**What this task involves**
Copy each line of the data exactly. Leave nothing out.

**Material to process**
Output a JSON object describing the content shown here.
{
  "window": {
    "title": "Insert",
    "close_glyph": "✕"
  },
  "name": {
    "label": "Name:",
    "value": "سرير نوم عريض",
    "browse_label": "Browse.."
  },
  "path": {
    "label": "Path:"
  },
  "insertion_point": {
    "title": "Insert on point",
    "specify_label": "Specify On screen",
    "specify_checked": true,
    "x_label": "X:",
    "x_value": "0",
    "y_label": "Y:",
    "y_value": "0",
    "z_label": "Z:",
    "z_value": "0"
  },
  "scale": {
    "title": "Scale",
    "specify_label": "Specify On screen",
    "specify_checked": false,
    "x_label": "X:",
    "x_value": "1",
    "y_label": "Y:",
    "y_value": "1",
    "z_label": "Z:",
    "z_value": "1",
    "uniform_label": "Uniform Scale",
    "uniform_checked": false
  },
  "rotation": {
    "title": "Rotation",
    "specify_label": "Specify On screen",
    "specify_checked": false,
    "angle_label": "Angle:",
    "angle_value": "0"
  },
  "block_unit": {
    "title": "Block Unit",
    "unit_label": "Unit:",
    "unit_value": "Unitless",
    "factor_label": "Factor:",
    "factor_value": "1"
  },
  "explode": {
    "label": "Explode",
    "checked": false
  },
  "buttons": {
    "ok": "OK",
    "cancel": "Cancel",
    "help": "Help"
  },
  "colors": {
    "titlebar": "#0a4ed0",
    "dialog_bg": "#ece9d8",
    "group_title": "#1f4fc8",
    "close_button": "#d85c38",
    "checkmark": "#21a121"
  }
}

**Solution**
Output a JSON object describing the content shown here.
{
  "window": {
    "title": "Insert",
    "close_glyph": "✕"
  },
  "name": {
    "label": "Name:",
    "value": "سرير نوم عريض",
    "browse_label": "Browse.."
  },
  "path": {
    "label": "Path:"
  },
  "insertion_point": {
    "title": "Insert on point",
    "specify_label": "Specify On screen",
    "specify_checked": true,
    "x_label": "X:",
    "x_value": "0",
    "y_label": "Y:",
    "y_value": "0",
    "z_label": "Z:",
    "z_value": "0"
  },
  "scale": {
    "title": "Scale",
    "specify_label": "Specify On screen",
    "specify_checked": false,
    "x_label": "X:",
    "x_value": "1",
    "y_label": "Y:",
    "y_value": "1",
    "z_label": "Z:",
    "z_value": "1",
    "uniform_label": "Uniform Scale",
    "uniform_checked": false
  },
  "rotation": {
    "title": "Rotation",
    "specify_label": "Specify On screen",
    "specify_checked": false,
    "angle_label": "Angle:",
    "angle_value": "0"
  },
  "block_unit": {
    "title": "Block Unit",
    "unit_label": "Unit:",
    "unit_value": "Unitless",
    "factor_label": "Factor:",
    "factor_value": "1"
  },
  "explode": {
    "label": "Explode",
    "checked": false
  },
  "buttons": {
    "ok": "OK",
    "cancel": "Cancel",
    "help": "Help"
  },
  "colors": {
    "titlebar": "#0a4ed0",
    "dialog_bg": "#ece9d8",
    "group_title": "#1f4fc8",
    "close_button": "#d85c38",
    "checkmark": "#21a121"
  }
}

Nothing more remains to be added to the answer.